> _WHAT TO PRODUCE_
Scan the data below and copy each line where "fraction" occurs.

Website and app data records:
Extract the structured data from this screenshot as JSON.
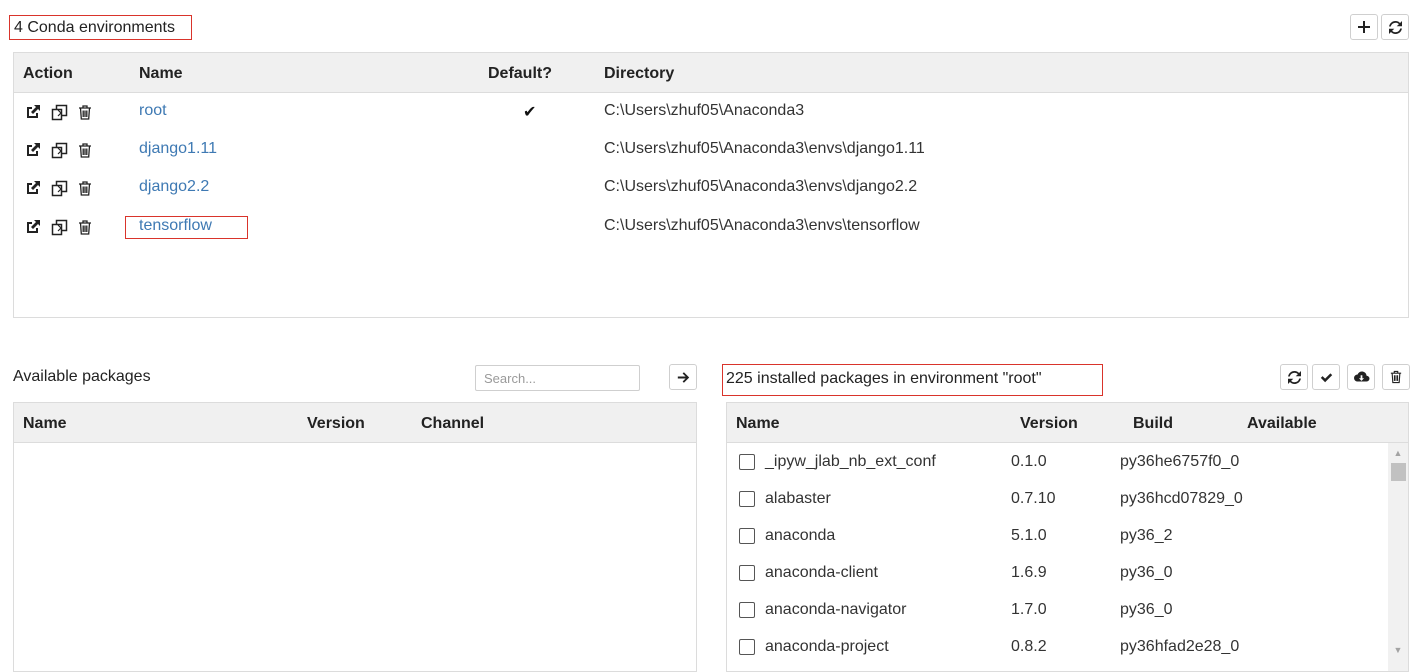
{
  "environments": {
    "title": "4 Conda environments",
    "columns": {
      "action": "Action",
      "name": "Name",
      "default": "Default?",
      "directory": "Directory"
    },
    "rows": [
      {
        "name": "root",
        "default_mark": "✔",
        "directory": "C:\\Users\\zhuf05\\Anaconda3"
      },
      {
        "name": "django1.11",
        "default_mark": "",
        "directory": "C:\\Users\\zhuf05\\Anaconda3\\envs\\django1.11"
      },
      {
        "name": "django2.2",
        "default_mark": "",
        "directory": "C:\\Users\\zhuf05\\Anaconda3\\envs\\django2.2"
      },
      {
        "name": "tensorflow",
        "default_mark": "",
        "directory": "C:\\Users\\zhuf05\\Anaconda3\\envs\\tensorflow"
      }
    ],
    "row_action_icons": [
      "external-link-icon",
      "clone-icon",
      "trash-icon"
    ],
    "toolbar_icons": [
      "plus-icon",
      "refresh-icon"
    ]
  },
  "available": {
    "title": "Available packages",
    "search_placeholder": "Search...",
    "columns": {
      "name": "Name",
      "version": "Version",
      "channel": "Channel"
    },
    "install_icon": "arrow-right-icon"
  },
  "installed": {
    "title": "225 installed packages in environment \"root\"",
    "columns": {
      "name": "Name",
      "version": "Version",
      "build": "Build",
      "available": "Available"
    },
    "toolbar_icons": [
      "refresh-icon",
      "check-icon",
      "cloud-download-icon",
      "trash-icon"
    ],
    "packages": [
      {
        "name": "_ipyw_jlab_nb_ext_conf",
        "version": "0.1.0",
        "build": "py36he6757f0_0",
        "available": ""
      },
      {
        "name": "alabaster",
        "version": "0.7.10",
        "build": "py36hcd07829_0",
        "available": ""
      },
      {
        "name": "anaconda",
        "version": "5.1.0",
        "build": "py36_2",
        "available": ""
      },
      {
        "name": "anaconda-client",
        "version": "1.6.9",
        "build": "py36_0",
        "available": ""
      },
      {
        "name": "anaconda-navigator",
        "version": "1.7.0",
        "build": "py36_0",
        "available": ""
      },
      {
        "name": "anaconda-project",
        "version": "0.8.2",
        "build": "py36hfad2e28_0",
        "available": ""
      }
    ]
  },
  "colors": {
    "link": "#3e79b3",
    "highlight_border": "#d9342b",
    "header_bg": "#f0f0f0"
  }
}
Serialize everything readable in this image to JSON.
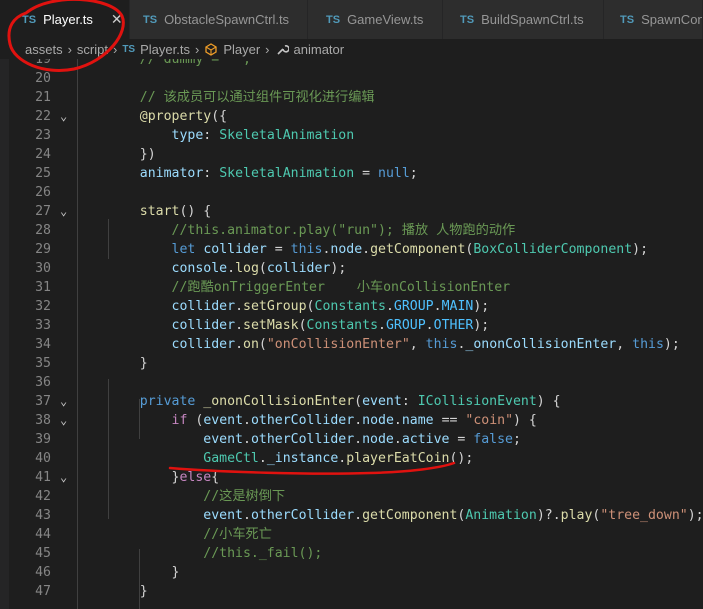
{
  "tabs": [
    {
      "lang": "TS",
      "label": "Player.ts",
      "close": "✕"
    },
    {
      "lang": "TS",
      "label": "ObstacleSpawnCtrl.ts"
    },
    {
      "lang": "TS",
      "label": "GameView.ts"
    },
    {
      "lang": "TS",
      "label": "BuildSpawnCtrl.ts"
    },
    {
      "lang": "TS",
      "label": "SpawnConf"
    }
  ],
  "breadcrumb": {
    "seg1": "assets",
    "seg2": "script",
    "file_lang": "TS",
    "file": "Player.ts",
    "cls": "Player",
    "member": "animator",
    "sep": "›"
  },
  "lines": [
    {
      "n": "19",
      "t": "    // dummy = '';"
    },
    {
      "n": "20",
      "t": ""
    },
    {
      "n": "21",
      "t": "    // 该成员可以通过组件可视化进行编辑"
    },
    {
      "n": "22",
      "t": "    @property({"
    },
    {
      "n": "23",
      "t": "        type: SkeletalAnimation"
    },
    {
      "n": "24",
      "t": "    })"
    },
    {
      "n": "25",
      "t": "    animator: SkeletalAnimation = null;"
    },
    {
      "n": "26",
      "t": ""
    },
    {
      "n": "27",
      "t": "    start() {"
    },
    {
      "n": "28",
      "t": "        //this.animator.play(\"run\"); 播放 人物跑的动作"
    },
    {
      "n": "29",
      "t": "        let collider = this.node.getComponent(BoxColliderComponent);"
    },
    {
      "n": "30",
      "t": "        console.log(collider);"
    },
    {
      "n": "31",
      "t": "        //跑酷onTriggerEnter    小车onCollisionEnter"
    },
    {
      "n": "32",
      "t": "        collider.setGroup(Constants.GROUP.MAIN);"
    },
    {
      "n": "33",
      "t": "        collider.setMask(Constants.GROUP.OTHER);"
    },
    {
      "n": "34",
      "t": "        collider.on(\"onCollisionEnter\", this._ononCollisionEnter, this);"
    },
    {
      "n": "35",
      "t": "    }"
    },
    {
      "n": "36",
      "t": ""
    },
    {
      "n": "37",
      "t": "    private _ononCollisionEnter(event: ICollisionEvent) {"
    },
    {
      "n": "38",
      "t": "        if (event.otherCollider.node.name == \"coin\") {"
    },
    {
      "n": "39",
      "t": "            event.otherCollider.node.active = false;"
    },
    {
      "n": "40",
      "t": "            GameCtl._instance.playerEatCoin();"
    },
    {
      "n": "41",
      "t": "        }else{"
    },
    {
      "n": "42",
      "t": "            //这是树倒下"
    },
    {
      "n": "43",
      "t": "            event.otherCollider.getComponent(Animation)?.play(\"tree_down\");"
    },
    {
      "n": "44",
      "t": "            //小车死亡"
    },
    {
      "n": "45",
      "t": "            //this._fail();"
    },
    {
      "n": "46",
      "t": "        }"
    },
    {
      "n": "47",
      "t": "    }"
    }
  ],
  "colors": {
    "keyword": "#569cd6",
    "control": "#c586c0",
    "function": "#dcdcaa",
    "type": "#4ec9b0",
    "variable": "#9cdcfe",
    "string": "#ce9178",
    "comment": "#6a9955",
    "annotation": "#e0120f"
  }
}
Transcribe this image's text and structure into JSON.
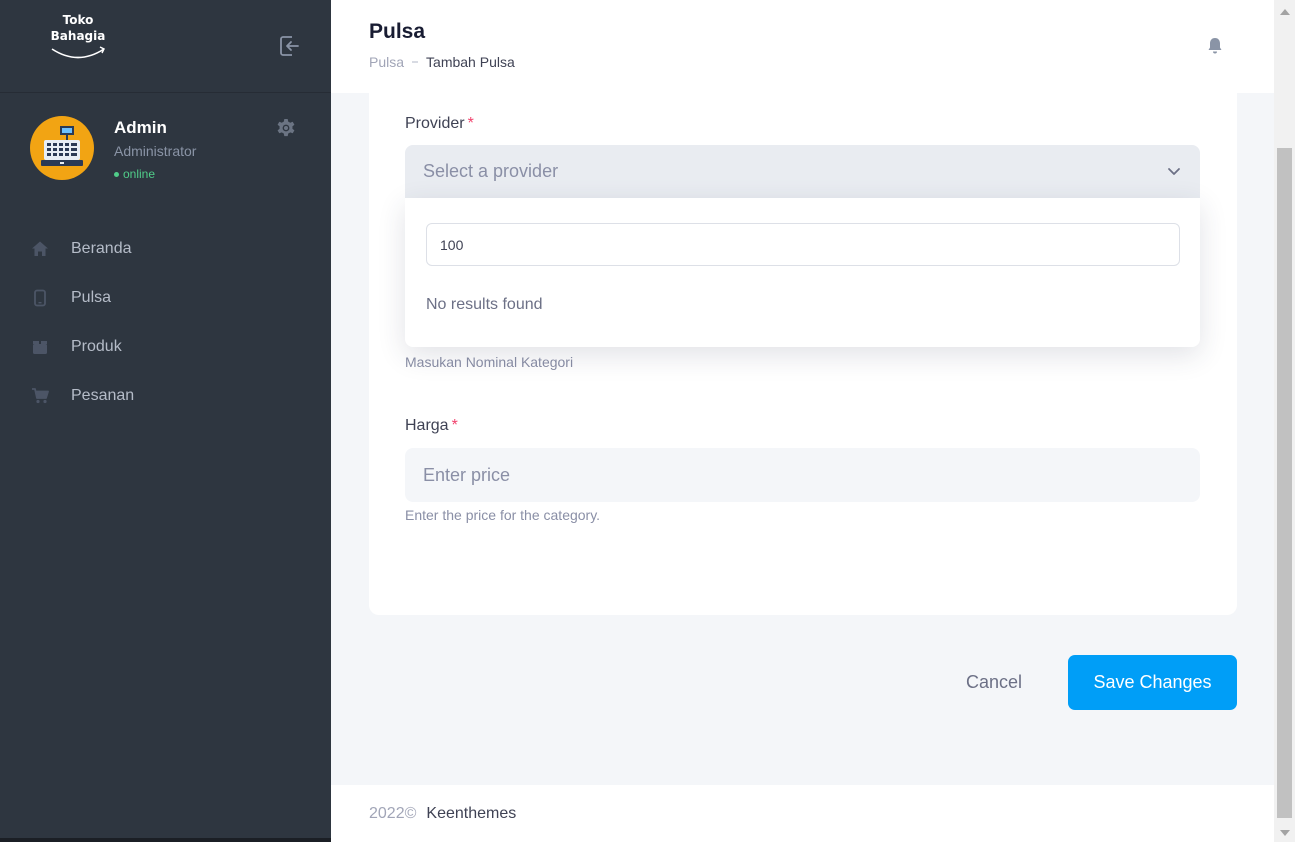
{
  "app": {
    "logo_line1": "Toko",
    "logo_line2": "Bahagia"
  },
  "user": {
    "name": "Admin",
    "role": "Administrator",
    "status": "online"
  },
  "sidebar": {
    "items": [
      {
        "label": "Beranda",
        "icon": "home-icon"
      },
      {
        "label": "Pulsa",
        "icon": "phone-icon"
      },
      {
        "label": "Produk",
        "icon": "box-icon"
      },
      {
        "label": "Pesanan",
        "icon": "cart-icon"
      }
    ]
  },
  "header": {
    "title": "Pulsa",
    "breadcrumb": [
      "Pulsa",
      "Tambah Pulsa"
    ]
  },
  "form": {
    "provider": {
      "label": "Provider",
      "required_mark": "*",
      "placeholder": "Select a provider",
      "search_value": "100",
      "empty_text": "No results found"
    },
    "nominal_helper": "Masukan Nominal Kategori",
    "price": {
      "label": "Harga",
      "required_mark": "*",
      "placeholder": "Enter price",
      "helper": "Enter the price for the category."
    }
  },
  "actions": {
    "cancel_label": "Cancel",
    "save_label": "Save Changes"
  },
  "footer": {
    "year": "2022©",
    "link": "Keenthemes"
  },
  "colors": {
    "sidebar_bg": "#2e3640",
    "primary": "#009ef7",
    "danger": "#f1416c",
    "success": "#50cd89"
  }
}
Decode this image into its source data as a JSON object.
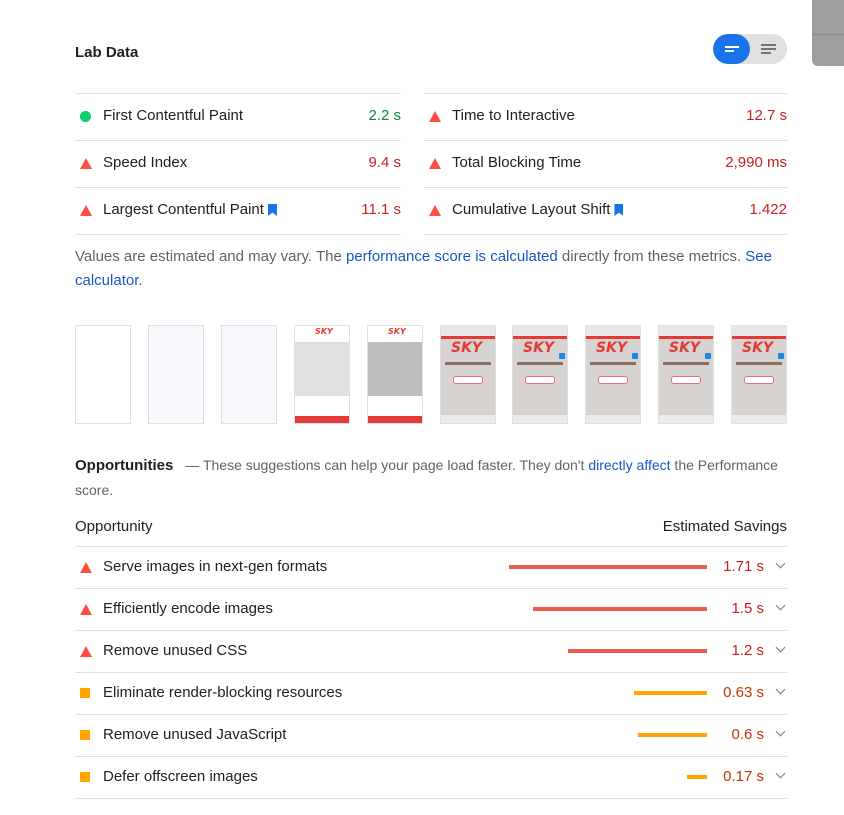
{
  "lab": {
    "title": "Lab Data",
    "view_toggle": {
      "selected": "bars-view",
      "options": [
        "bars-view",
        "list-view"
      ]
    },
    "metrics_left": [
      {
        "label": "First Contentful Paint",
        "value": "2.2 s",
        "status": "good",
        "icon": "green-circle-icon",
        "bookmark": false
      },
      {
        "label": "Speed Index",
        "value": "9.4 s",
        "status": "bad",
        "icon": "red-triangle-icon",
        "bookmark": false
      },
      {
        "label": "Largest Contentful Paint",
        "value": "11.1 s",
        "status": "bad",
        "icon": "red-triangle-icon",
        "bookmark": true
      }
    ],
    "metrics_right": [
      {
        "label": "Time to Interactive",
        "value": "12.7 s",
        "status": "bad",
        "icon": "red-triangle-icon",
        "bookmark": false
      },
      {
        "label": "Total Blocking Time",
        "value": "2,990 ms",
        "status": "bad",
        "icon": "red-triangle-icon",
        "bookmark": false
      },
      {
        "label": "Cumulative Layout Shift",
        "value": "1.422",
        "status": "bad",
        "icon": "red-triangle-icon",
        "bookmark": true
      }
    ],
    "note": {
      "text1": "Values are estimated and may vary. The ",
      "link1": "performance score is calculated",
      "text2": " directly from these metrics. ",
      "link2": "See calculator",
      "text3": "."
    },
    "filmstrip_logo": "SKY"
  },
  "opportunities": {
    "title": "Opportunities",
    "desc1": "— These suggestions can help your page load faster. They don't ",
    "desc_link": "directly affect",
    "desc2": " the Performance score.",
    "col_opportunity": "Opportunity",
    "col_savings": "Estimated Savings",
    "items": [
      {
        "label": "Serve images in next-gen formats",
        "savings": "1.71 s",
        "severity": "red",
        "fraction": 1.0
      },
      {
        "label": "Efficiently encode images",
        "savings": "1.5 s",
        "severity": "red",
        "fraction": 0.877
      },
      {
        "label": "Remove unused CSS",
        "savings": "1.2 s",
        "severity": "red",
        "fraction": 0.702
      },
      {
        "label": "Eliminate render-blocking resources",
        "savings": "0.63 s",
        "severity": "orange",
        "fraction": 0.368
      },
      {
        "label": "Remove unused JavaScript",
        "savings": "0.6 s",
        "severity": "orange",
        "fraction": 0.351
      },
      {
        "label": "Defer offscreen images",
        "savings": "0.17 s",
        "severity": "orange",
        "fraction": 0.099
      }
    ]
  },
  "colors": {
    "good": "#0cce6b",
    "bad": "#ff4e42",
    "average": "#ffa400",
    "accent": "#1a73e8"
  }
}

> _TASK ANSWER_
        "fraction": 1.0
        "fraction": 0.877
        "fraction": 0.702
        "fraction": 0.368
        "fraction": 0.351
        "fraction": 0.099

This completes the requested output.